Barring injury, the 25-year-old Kajitani should start every BayStars game at shortstop or second base during the coming season, and there is no reason why he should not put up impressive statistics again in 2014.

While both he and Maru wore uniform No. 63 last season, they have been assigned single-digit numbers this year, an indication their respective teams are expecting big things from them. Kajitani will wear No. 3 for Yokohama; Maru No. 9 on the Carp.

Pessimists have said Japanese baseball is doomed if its best players keep leaving for the major leagues. I have often countered that thought by pointing out, in order for the stars to keep leaving, they also must keep coming. Here come two of them right now. Keep your eyes on Maru and Kajitani as they mature and become full-fledged outstanding players in Japan this season.

Diamond Dust: Former Yomiuri Giants pitcher D.J. Houlton, 34, will be playing for the Korea Baseball Organization’s Kia Tigers this year. His Japan career ended when the Giants let him go after two seasons in Tokyo following four years with the Fukuoka Softbank Hawks. He thought another Japanese team might show interest, but there were no offers.

About playing in South Korea, Houlton says, “A job is a job, and luckily Korea pays decent enough to make the jump.

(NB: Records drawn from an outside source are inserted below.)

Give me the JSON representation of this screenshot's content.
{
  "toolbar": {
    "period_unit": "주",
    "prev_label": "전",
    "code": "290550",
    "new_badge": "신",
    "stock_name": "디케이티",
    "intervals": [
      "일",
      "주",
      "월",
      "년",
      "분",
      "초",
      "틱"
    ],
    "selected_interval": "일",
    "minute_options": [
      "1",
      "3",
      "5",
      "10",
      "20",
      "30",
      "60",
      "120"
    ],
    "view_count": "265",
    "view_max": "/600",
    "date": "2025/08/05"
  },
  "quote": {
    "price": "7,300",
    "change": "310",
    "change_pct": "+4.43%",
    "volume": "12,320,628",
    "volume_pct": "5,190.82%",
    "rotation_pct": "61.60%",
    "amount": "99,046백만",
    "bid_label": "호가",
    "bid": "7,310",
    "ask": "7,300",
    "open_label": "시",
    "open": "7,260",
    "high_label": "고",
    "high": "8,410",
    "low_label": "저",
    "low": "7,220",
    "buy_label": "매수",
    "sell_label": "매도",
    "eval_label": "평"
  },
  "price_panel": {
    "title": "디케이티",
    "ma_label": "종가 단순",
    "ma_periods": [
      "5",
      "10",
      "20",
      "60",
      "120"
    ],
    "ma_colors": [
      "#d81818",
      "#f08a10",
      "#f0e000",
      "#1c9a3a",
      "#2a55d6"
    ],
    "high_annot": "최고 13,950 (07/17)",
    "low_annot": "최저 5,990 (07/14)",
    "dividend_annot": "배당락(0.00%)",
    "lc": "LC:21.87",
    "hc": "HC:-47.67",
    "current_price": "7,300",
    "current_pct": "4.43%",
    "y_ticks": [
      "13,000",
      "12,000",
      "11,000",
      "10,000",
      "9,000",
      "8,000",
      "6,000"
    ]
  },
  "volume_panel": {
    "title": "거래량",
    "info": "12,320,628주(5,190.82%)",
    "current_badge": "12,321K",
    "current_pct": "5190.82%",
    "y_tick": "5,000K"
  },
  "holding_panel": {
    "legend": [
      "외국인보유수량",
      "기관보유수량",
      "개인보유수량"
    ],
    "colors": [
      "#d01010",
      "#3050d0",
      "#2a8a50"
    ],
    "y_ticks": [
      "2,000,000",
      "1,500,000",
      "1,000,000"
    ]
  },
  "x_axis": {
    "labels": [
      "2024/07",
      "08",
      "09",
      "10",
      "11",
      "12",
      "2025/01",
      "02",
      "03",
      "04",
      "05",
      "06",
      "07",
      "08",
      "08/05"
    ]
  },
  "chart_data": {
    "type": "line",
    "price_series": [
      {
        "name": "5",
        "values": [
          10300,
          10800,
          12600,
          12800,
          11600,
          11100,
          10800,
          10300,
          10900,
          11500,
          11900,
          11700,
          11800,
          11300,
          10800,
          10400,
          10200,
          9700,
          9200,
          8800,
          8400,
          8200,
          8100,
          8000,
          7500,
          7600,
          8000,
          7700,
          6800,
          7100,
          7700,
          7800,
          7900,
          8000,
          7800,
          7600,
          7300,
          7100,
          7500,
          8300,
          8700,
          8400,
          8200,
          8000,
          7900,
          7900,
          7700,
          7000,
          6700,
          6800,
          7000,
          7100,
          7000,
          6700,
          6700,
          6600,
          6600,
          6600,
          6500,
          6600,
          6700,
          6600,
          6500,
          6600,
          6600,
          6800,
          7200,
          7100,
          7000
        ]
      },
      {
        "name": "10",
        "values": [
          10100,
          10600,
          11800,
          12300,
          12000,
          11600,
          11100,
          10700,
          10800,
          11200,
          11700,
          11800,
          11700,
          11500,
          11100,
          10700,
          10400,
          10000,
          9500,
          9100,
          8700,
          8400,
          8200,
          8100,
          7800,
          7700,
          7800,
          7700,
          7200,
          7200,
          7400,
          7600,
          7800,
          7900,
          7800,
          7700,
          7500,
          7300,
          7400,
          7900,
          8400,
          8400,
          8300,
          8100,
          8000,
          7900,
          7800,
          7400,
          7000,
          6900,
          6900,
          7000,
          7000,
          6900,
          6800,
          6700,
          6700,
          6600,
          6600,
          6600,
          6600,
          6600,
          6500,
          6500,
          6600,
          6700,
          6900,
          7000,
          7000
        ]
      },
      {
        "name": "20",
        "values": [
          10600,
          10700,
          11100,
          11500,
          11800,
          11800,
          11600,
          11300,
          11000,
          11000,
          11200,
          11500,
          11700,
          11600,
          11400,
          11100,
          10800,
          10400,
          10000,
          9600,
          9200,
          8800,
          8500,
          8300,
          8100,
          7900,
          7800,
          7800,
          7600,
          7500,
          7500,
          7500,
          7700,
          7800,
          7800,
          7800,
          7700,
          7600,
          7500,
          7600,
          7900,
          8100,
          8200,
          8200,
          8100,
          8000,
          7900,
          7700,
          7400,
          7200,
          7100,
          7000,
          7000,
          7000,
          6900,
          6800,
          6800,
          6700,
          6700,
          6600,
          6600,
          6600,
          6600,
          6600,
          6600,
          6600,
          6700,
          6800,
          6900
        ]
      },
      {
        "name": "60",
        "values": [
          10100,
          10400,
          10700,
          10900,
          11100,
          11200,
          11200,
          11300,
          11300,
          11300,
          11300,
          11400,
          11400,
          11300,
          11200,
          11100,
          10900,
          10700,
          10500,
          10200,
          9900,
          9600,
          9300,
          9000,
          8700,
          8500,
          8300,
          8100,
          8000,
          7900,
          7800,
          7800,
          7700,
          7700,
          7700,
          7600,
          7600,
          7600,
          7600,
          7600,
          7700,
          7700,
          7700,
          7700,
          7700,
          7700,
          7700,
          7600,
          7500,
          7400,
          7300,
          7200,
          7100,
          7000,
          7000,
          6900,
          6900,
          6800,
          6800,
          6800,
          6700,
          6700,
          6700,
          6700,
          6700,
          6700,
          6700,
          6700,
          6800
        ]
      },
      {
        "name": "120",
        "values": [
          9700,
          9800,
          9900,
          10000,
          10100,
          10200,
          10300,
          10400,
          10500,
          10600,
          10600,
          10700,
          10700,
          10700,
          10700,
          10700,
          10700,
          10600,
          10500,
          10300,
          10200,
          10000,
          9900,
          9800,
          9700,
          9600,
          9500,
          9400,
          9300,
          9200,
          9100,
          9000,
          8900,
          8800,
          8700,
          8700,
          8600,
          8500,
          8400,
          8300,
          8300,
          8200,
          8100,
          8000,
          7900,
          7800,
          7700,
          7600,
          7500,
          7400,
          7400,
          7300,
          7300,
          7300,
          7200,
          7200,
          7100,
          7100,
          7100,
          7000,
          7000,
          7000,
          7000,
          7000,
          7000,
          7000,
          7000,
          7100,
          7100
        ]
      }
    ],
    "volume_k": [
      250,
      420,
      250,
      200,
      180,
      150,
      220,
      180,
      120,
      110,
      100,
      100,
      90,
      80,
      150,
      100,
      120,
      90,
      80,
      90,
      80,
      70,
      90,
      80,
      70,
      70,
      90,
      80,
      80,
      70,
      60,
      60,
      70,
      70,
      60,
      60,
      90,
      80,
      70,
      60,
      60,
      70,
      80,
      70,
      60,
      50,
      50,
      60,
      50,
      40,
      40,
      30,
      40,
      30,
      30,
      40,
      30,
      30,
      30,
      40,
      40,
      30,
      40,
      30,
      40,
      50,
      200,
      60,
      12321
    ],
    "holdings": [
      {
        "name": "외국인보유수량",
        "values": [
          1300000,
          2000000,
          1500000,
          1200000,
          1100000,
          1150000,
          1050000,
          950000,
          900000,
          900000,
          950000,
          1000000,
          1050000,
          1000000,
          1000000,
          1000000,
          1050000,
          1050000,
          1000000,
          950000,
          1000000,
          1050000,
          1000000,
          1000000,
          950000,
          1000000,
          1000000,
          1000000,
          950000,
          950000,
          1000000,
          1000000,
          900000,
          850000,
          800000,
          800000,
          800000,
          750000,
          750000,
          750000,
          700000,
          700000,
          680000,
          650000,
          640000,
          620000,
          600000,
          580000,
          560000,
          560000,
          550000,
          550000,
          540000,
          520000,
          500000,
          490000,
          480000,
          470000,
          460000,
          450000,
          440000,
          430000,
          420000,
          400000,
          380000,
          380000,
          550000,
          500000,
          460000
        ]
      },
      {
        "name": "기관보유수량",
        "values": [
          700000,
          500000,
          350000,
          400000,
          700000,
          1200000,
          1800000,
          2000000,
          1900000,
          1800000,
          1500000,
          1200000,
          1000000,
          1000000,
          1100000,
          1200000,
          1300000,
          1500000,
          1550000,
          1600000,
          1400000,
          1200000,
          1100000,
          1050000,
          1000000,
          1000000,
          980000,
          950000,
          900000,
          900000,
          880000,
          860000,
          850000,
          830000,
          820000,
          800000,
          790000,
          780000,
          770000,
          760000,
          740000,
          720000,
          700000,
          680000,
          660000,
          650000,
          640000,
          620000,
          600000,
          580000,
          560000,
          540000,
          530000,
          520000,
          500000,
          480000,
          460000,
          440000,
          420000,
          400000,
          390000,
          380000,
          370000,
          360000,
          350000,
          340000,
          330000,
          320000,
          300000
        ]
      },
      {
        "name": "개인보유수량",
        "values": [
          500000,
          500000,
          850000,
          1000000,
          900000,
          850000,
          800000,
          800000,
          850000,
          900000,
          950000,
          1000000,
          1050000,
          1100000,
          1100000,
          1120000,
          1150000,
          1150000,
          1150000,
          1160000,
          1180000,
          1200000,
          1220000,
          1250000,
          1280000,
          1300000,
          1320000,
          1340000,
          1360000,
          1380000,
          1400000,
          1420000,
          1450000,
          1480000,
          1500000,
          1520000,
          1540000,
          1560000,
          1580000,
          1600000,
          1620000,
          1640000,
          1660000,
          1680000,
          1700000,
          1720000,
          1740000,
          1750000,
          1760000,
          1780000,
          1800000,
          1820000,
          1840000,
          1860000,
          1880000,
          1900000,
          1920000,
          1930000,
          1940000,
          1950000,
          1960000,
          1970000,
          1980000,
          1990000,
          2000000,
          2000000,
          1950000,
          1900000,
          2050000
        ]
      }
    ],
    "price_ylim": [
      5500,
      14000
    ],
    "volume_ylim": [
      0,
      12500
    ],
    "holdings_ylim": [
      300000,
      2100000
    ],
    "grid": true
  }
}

I’m not really sure what happened with Yomiuri or even Japan for that matter, but I am happy to still be playing the game I love. I thought my record and numbers over six years spoke for themselves, but that’s baseball, especially in Japan.”

For sure. Houlton compiled a Japan career 63-39 won-loss mark with a 3.20 ERA, playing on four pennant winners. In 2011 while still with Fukuoka, he led the Pacific League with 19 victories and is one of only three American pitchers to win more than 18 games in a season in the history of Japanese baseball. The others were 1960s-era hurlers Joe Stanka and Gene Bacque.

In his two years with Yomiuri, Houlton was 21-12 with a 2.96 ERA, and I’ll bet, if he has a good season in Korea, he’ll be back in Japan in 2015.

The aforementioned former Carp and Tohoku Rakuten Golden Eagles manager Marty Brown revealed in an email he will not be in uniform during the 2014 season and will be scouting for a major league club instead.

Brown wrote, “I have gotten off the field and have taken a job with the Washington Nationals as the Pacific Rim coordinator. It seems like the right fit for me, with my experience in Japan as a manager. I look forward to getting back to Japan to see everyone.”

After managing the Carp for four years (2006-09) and the Eagles for one (2010), Brown served for three years as skipper for the Toronto Blue Jays’ Triple-A affiliate, working in Las Vegas and Buffalo.

Contact Wayne Graczyk at: Wayne@JapanBall.com